A lot can change in a year, especially with the arrival of a global pandemic.
That’s true even for a more than 40-year-old event like the Ironman World Championship. In a few days, it will be the second Saturday of October, and instead of the familiar words that usually ring out in Kailua-Kona until midnight — “You are an Ironman” — there will be silence in town, except maybe the occasional sounds of coqui frogs.
This weekend, the annual triathlon would have had thousands of triathletes, workers and spectators fill up Kona, turning the sporting world spotlight onto Hawaii Island for one day. Then the race was canceled for the first time in its history due to the coronavirus.
Last year’s top women’s finisher, Anne Haug, would have returned to the island to defend her title, but instead she’s currently in her home country of Germany.
The change in plans doesn’t keep Haug down. Even though she wanted to race, Haug sees the break as a way to “concentrate on the important things in life.”
“I think the world goes on,” Haug said in a video interview for an Ironman virtual broadcast, the Kona Celebration Daily Show. “You can’t change it, so accept it and do the best you can.”
Haug has spent Germany’s shutdown during the coronavirus pandemic training for next year and racing when she can, even if it’s not a triathlon or Ironman event. Haug said she can’t complain about being able to train for next October without any interruptions.
“I was healthy, that’s the most important thing,” Haug said.
The World Championship, a 2.4-mile swim, 112-mile bike and 26.2-mile run, was originally postponed from its Oct. 10 date to Feb. 6, 2021. However, the Feb. 6 date was canceled in July by Ironman when it became clear the coronavirus pandemic would make travel to and from Hawaii difficult and dangerous for athletes.
Haug won last year in a time of eight hours, 40 minutes and 10 seconds. She ended Daniela Ryf’s four-year run as the champion, and was the first woman from Germany to win the race.
She intends to return next year for a chance at a second win.
“You always have expectations obviously on yourself, and it’s not just the pressure you get from the outside, it’s the pressure you put on yourself,” Haug said. “Ironman is a very special race and you can’t plan anything.
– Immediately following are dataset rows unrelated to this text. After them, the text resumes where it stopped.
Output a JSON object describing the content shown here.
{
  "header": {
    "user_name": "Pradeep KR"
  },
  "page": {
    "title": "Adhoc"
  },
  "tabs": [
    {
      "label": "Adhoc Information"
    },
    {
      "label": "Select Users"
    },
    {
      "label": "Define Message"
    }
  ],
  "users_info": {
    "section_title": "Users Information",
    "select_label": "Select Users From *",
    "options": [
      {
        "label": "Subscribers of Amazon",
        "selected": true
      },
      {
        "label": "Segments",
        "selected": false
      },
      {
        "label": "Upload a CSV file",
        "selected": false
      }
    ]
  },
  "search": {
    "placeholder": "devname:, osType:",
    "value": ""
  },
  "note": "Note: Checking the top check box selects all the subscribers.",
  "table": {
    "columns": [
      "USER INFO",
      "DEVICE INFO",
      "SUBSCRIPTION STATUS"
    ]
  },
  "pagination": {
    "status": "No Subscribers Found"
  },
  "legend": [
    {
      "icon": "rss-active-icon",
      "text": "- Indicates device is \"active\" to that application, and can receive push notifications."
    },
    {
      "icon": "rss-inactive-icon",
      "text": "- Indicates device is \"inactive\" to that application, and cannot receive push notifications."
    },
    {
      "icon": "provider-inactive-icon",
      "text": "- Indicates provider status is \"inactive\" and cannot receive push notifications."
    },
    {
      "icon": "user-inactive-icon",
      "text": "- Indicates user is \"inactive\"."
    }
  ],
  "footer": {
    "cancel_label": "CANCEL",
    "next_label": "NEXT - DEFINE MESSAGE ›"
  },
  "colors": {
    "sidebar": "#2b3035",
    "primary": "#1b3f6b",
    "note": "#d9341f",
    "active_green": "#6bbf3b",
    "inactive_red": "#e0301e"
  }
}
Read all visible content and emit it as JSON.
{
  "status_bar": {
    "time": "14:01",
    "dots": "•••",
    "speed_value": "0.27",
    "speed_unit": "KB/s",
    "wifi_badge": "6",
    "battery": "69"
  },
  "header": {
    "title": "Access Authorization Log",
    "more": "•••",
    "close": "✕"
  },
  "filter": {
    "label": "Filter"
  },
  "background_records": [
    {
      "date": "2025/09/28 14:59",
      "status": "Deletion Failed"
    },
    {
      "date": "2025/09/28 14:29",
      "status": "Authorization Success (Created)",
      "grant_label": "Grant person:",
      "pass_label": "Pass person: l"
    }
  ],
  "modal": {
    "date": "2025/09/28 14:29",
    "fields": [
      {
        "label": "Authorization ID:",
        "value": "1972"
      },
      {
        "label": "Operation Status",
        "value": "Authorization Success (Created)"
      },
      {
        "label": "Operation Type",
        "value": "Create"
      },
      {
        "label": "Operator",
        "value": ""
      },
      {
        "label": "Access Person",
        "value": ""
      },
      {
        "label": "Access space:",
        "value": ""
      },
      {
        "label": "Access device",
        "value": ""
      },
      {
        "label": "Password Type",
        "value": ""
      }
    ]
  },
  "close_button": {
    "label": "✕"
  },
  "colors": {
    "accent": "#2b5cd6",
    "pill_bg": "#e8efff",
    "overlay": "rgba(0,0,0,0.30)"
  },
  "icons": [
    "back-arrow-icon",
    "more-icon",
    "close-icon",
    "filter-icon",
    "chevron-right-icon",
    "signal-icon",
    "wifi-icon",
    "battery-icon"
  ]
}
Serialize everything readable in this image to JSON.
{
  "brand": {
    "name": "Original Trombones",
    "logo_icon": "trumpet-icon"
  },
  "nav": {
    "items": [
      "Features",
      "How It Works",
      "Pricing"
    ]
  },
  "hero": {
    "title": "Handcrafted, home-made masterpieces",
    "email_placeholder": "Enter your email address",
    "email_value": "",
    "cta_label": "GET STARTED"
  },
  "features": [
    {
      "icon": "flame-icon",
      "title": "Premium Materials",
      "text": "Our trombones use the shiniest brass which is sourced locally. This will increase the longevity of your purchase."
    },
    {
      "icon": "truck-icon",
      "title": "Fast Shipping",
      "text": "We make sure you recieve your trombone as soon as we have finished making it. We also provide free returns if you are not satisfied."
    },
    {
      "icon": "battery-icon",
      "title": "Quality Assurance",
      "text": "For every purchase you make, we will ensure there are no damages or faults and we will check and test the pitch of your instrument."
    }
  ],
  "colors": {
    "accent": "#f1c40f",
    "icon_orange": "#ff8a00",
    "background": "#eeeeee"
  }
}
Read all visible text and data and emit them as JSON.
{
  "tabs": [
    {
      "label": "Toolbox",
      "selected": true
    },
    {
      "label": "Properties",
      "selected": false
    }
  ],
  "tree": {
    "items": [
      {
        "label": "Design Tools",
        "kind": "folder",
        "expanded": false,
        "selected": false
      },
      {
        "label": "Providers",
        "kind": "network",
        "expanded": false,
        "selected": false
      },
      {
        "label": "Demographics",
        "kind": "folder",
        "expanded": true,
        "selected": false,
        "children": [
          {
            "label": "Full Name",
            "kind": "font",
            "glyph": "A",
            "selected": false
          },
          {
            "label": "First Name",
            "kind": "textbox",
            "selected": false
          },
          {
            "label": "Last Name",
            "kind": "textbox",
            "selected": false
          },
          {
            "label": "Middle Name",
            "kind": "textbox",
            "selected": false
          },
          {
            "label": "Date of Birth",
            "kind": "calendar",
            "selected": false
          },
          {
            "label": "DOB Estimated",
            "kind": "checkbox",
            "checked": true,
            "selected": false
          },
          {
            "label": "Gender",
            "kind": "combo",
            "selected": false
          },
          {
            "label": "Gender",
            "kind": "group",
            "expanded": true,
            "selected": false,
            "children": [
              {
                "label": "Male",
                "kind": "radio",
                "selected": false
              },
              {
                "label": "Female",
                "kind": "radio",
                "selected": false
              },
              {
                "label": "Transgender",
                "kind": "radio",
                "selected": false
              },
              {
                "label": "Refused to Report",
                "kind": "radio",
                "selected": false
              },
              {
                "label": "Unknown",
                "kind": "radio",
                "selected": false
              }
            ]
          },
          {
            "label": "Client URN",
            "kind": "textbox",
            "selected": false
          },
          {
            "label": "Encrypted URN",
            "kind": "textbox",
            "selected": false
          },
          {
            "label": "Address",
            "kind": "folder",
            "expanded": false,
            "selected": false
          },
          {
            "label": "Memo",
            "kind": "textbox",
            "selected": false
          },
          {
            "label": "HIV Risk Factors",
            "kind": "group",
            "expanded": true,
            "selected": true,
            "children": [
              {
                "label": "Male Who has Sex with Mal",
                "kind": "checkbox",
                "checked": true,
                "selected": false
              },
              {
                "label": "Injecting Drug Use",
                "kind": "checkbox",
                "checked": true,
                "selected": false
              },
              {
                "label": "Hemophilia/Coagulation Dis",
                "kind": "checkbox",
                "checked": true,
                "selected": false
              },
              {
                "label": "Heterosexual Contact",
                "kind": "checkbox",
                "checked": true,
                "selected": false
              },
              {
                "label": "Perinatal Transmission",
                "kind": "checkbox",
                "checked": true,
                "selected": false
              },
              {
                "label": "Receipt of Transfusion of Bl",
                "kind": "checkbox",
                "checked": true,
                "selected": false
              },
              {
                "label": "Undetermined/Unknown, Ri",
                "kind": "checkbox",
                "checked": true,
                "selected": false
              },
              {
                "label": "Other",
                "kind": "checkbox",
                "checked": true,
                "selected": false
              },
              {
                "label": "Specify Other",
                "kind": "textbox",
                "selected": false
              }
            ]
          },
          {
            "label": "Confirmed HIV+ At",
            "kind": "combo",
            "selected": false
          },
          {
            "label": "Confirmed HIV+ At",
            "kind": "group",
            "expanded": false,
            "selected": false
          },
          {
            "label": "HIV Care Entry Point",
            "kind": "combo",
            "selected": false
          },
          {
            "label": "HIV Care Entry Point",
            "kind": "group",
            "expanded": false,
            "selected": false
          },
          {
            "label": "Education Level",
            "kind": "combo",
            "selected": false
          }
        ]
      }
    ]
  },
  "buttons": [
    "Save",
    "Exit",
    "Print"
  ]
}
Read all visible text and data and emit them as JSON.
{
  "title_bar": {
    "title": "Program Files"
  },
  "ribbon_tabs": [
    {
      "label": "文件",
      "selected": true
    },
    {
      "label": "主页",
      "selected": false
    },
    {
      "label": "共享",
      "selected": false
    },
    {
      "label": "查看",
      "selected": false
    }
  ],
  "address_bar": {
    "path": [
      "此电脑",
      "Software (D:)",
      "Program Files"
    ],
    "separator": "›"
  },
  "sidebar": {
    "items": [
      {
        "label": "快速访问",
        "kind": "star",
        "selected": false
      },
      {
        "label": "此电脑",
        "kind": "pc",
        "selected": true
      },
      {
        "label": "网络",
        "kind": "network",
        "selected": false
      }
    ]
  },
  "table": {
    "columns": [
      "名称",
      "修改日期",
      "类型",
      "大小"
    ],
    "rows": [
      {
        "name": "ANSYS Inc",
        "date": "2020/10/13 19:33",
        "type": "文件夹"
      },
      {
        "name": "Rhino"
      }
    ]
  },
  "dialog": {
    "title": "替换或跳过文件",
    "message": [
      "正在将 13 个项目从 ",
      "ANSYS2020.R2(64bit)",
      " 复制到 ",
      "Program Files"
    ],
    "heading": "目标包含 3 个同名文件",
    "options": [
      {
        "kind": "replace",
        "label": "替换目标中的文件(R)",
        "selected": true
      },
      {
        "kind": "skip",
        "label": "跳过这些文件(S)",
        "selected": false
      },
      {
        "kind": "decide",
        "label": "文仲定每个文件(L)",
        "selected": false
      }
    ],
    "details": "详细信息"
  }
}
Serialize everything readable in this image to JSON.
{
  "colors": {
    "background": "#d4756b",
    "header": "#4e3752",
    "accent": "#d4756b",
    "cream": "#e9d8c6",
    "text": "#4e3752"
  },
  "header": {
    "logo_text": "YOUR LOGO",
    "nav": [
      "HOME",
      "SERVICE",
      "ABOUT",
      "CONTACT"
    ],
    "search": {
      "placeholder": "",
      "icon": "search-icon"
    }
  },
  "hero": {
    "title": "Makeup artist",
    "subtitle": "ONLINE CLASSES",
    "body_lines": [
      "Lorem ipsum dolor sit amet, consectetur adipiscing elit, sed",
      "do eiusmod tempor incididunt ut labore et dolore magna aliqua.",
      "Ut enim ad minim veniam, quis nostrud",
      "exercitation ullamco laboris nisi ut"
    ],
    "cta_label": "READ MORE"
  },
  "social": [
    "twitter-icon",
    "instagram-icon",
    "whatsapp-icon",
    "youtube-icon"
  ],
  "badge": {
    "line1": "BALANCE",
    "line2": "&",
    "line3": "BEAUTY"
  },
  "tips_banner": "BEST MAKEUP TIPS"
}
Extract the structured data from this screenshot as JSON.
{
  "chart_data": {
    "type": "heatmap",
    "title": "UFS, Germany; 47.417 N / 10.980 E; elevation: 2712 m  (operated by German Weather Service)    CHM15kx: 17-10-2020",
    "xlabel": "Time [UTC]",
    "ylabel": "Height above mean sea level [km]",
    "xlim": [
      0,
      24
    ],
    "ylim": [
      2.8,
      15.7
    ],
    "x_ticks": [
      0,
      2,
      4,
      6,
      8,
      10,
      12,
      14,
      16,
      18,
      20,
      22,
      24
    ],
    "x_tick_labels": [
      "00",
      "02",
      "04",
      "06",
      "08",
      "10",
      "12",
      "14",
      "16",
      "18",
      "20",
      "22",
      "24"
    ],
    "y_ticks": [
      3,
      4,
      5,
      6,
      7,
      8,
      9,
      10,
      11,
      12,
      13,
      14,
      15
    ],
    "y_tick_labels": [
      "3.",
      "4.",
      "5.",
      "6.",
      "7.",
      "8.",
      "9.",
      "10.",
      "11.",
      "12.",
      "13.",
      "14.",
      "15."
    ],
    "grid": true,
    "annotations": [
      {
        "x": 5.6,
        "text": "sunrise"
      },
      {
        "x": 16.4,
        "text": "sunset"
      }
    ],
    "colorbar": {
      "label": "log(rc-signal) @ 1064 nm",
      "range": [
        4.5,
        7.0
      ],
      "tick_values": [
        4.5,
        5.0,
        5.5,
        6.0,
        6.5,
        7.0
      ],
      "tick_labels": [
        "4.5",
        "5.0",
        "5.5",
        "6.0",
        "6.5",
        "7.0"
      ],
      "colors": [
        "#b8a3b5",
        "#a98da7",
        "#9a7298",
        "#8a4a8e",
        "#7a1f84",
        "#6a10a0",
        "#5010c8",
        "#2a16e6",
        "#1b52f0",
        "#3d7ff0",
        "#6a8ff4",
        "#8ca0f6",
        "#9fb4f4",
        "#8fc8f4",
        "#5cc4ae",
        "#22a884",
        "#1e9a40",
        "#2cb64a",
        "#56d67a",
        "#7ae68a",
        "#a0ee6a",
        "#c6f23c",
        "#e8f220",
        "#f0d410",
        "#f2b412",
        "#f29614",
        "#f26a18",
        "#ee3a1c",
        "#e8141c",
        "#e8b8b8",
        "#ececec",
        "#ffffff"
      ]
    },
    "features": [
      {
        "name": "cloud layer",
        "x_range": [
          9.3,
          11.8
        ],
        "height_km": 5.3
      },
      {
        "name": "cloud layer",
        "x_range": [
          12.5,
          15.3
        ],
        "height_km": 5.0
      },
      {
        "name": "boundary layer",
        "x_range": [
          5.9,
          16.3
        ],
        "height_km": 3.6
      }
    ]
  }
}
The only thing you can plan is giving the best you can for that day and be as prepared as possible and then see what happens, and that is exactly what I will do next year.
“If someone’s better than me, then that’s the way it is. But I want to see the finish line, and be happy at the finish line and say it was everything I could have given on that day,” she said.
Three-time Ironman World Championship winner (2015, ‘16 and ‘19) Jan Frodeno is also looking forward to returning to Kona next October and potentially winning a fourth title.
Frodeno broke the course record in last year’s win with a time of 7:51:13. Frodeno said even with setting a record and not racing at all so far in 2020, he’s still curious how he can perform at the World Championship a year from now.
“Even after last year in Kona, I’m just hungry and looking forward to that feeling of putting your head down and pushing the cranks as hard as I can and just racing,” Frodeno said. “It’s such a pure thing.”